The chief executives of the British Trust for Ornithology (BTO), Joint Nature Conservation Committee (JNCC) and Royal Society for the Protection of Birds (RSPB) reaffirmed their longstanding commitment to the long-term bird monitoring schemes that underpin so much conservation science and action.
Birds are brilliant indicators of how the wider natural world is faring. Monitoring their populations can help us understand what is changing and guide policies and land management to secure a better future for birds, people and the environment. Much-loved species like Swift and Greenfinch are rapidly disappearing from the UK, but others, such as Red Kite, are increasing thanks to dedicated conservation efforts.
We know this because of the thousands of committed and highly skilled volunteers who give their time to record information about our bird populations.
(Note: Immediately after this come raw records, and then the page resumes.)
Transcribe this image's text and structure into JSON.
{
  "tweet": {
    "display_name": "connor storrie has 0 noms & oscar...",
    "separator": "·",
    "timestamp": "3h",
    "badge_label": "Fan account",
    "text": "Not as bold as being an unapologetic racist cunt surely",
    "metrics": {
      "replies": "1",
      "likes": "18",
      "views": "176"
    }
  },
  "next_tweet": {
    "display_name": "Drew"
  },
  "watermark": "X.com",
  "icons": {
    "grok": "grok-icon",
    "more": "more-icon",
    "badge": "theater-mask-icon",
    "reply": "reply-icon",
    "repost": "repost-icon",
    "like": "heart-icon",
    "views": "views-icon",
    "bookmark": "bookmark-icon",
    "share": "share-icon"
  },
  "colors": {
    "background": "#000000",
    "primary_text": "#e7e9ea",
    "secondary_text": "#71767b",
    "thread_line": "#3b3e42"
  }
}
Together with the scientists who interpret the data, they help us to understand more about the ongoing biodiversity crisis, the impacts of climate change, and the urgent need for evidence to guide what we can do to protect nature from these and other threats. The new agreement, a funding partnership that covers the period 2022–2027, is surely needed now more than ever.
For decades, BTO has organised the UK Breeding Bird Survey (BBS) and Wetland Bird Survey (WeBS), as well as both bird ringing and nest recording. The charity has now taken on additional responsibility for the Seabird Monitoring Programme (SMP) and the Goose and Swan Monitoring Programme (GSMP). This means BTO now delivers the full suite of bird monitoring programmes, providing data on the abundance of around 190 species. BBS, WeBS and SMP are funded jointly by BTO, RSPB and JNCC, while GSMP receives funds from BTO, JNCC and NatureScot.
Posted On: 22/09/2022